Repeat each record exactly. Any picture gets left out.

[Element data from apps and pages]
=== Section Start ===
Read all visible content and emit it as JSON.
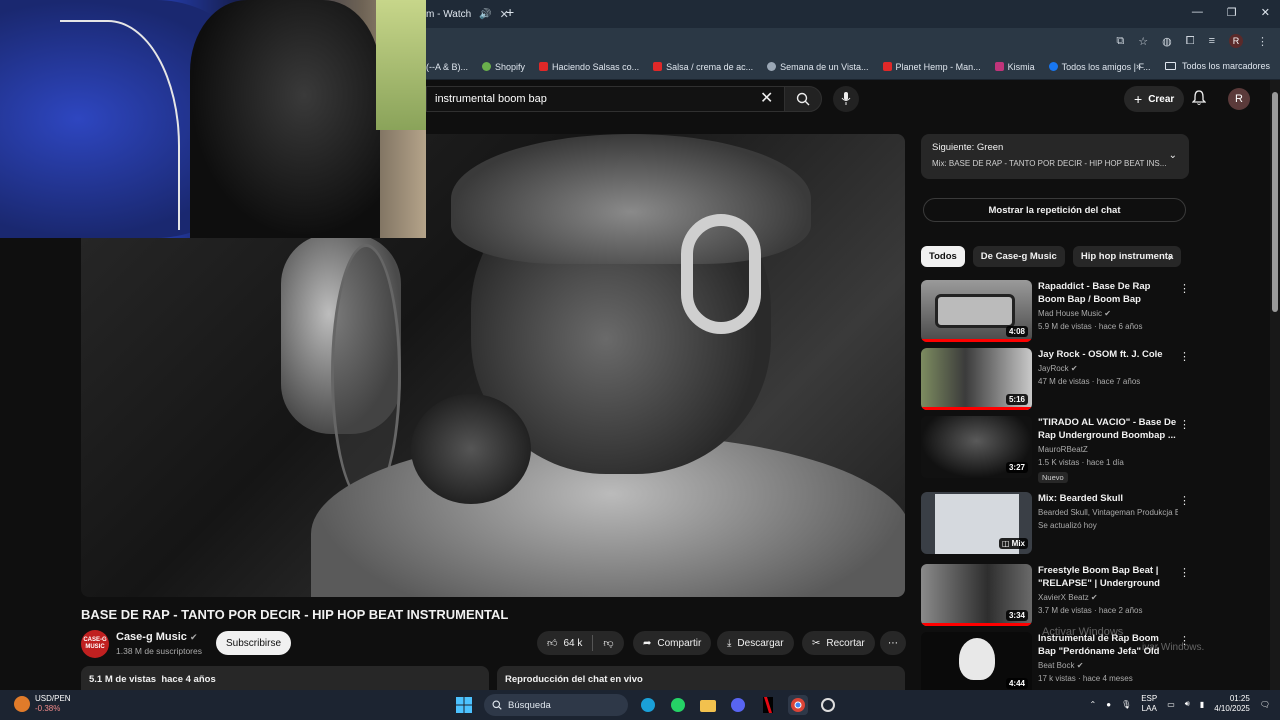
{
  "browser": {
    "tab_title": "m - Watch",
    "bookmarks": [
      {
        "label": "(--A & B)...",
        "icon": "bookmark-icon"
      },
      {
        "label": "Shopify",
        "icon": "shopify-icon"
      },
      {
        "label": "Haciendo Salsas co...",
        "icon": "youtube-icon"
      },
      {
        "label": "Salsa / crema de ac...",
        "icon": "youtube-icon"
      },
      {
        "label": "Semana de un Vista...",
        "icon": "globe-icon"
      },
      {
        "label": "Planet Hemp - Man...",
        "icon": "youtube-icon"
      },
      {
        "label": "Kismia",
        "icon": "kismia-icon"
      },
      {
        "label": "Todos los amigos | F...",
        "icon": "facebook-icon"
      }
    ],
    "all_bookmarks_label": "Todos los marcadores",
    "profile_initial": "R"
  },
  "header": {
    "search_value": "instrumental boom bap",
    "create_label": "Crear",
    "account_initial": "R"
  },
  "video": {
    "title": "BASE DE RAP - TANTO POR DECIR - HIP HOP BEAT INSTRUMENTAL",
    "channel_name": "Case-g Music",
    "channel_avatar_text": "CASE-G MUSIC",
    "subscribers": "1.38 M de suscriptores",
    "subscribe_label": "Subscribirse",
    "likes": "64 k",
    "share_label": "Compartir",
    "download_label": "Descargar",
    "clip_label": "Recortar",
    "views_date": "5.1 M de vistas  hace 4 años",
    "live_chat_label": "Reproducción del chat en vivo"
  },
  "sidebar": {
    "up_next_label": "Siguiente: Green",
    "up_next_sub": "Mix: BASE DE RAP - TANTO POR DECIR - HIP HOP BEAT INS...",
    "show_chat_label": "Mostrar la repetición del chat",
    "chips": [
      "Todos",
      "De Case-g Music",
      "Hip hop instrumenta"
    ],
    "recommendations": [
      {
        "title": "Rapaddict - Base De Rap Boom Bap / Boom Bap Instrumental",
        "channel": "Mad House Music",
        "meta": "5.9 M de vistas · hace 6 años",
        "duration": "4:08",
        "badge": "",
        "thumb_color": "#8a8a8a"
      },
      {
        "title": "Jay Rock - OSOM ft. J. Cole",
        "channel": "JayRock",
        "meta": "47 M de vistas · hace 7 años",
        "duration": "5:16",
        "badge": "",
        "thumb_color": "#5c6b4a"
      },
      {
        "title": "\"TIRADO AL VACIO\" - Base De Rap Underground Boombap ...",
        "channel": "MauroRBeatZ",
        "meta": "1.5 K vistas · hace 1 día",
        "duration": "3:27",
        "badge": "Nuevo",
        "thumb_color": "#2a2a2a"
      },
      {
        "title": "Mix: Bearded Skull",
        "channel": "Bearded Skull, Vintageman Produkcja Be...",
        "meta": "Se actualizó hoy",
        "duration": "Mix",
        "badge": "",
        "thumb_color": "#cfd3d8"
      },
      {
        "title": "Freestyle Boom Bap Beat | \"RELAPSE\" | Underground Boo...",
        "channel": "XavierX Beatz",
        "meta": "3.7 M de vistas · hace 2 años",
        "duration": "3:34",
        "badge": "",
        "thumb_color": "#6b6b6b"
      },
      {
        "title": "Instrumental de Rap Boom Bap \"Perdóname Jefa\" Old School ...",
        "channel": "Beat Bock",
        "meta": "17 k vistas · hace 4 meses",
        "duration": "4:44",
        "badge": "",
        "thumb_color": "#111111"
      }
    ]
  },
  "watermark": {
    "line1": "Activar Windows",
    "line2": "ivar Windows."
  },
  "taskbar": {
    "ticker_name": "USD/PEN",
    "ticker_change": "-0.38%",
    "search_label": "Búsqueda",
    "lang_top": "ESP",
    "lang_bottom": "LAA",
    "time": "01:25",
    "date": "4/10/2025"
  }
}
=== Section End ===
### Response for this exercise
Read all visible content and emit it as JSON.
{
  "browser": {
    "tab_title": "m - Watch",
    "bookmarks": [
      {
        "label": "(--A & B)...",
        "icon": "bookmark-icon"
      },
      {
        "label": "Shopify",
        "icon": "shopify-icon"
      },
      {
        "label": "Haciendo Salsas co...",
        "icon": "youtube-icon"
      },
      {
        "label": "Salsa / crema de ac...",
        "icon": "youtube-icon"
      },
      {
        "label": "Semana de un Vista...",
        "icon": "globe-icon"
      },
      {
        "label": "Planet Hemp - Man...",
        "icon": "youtube-icon"
      },
      {
        "label": "Kismia",
        "icon": "kismia-icon"
      },
      {
        "label": "Todos los amigos | F...",
        "icon": "facebook-icon"
      }
    ],
    "all_bookmarks_label": "Todos los marcadores",
    "profile_initial": "R"
  },
  "header": {
    "search_value": "instrumental boom bap",
    "create_label": "Crear",
    "account_initial": "R"
  },
  "video": {
    "title": "BASE DE RAP - TANTO POR DECIR - HIP HOP BEAT INSTRUMENTAL",
    "channel_name": "Case-g Music",
    "channel_avatar_text": "CASE-G MUSIC",
    "subscribers": "1.38 M de suscriptores",
    "subscribe_label": "Subscribirse",
    "likes": "64 k",
    "share_label": "Compartir",
    "download_label": "Descargar",
    "clip_label": "Recortar",
    "views_date": "5.1 M de vistas  hace 4 años",
    "live_chat_label": "Reproducción del chat en vivo"
  },
  "sidebar": {
    "up_next_label": "Siguiente: Green",
    "up_next_sub": "Mix: BASE DE RAP - TANTO POR DECIR - HIP HOP BEAT INS...",
    "show_chat_label": "Mostrar la repetición del chat",
    "chips": [
      "Todos",
      "De Case-g Music",
      "Hip hop instrumenta"
    ],
    "recommendations": [
      {
        "title": "Rapaddict - Base De Rap Boom Bap / Boom Bap Instrumental",
        "channel": "Mad House Music",
        "meta": "5.9 M de vistas · hace 6 años",
        "duration": "4:08",
        "badge": "",
        "thumb_color": "#8a8a8a"
      },
      {
        "title": "Jay Rock - OSOM ft. J. Cole",
        "channel": "JayRock",
        "meta": "47 M de vistas · hace 7 años",
        "duration": "5:16",
        "badge": "",
        "thumb_color": "#5c6b4a"
      },
      {
        "title": "\"TIRADO AL VACIO\" - Base De Rap Underground Boombap ...",
        "channel": "MauroRBeatZ",
        "meta": "1.5 K vistas · hace 1 día",
        "duration": "3:27",
        "badge": "Nuevo",
        "thumb_color": "#2a2a2a"
      },
      {
        "title": "Mix: Bearded Skull",
        "channel": "Bearded Skull, Vintageman Produkcja Be...",
        "meta": "Se actualizó hoy",
        "duration": "Mix",
        "badge": "",
        "thumb_color": "#cfd3d8"
      },
      {
        "title": "Freestyle Boom Bap Beat | \"RELAPSE\" | Underground Boo...",
        "channel": "XavierX Beatz",
        "meta": "3.7 M de vistas · hace 2 años",
        "duration": "3:34",
        "badge": "",
        "thumb_color": "#6b6b6b"
      },
      {
        "title": "Instrumental de Rap Boom Bap \"Perdóname Jefa\" Old School ...",
        "channel": "Beat Bock",
        "meta": "17 k vistas · hace 4 meses",
        "duration": "4:44",
        "badge": "",
        "thumb_color": "#111111"
      }
    ]
  },
  "watermark": {
    "line1": "Activar Windows",
    "line2": "ivar Windows."
  },
  "taskbar": {
    "ticker_name": "USD/PEN",
    "ticker_change": "-0.38%",
    "search_label": "Búsqueda",
    "lang_top": "ESP",
    "lang_bottom": "LAA",
    "time": "01:25",
    "date": "4/10/2025"
  }
}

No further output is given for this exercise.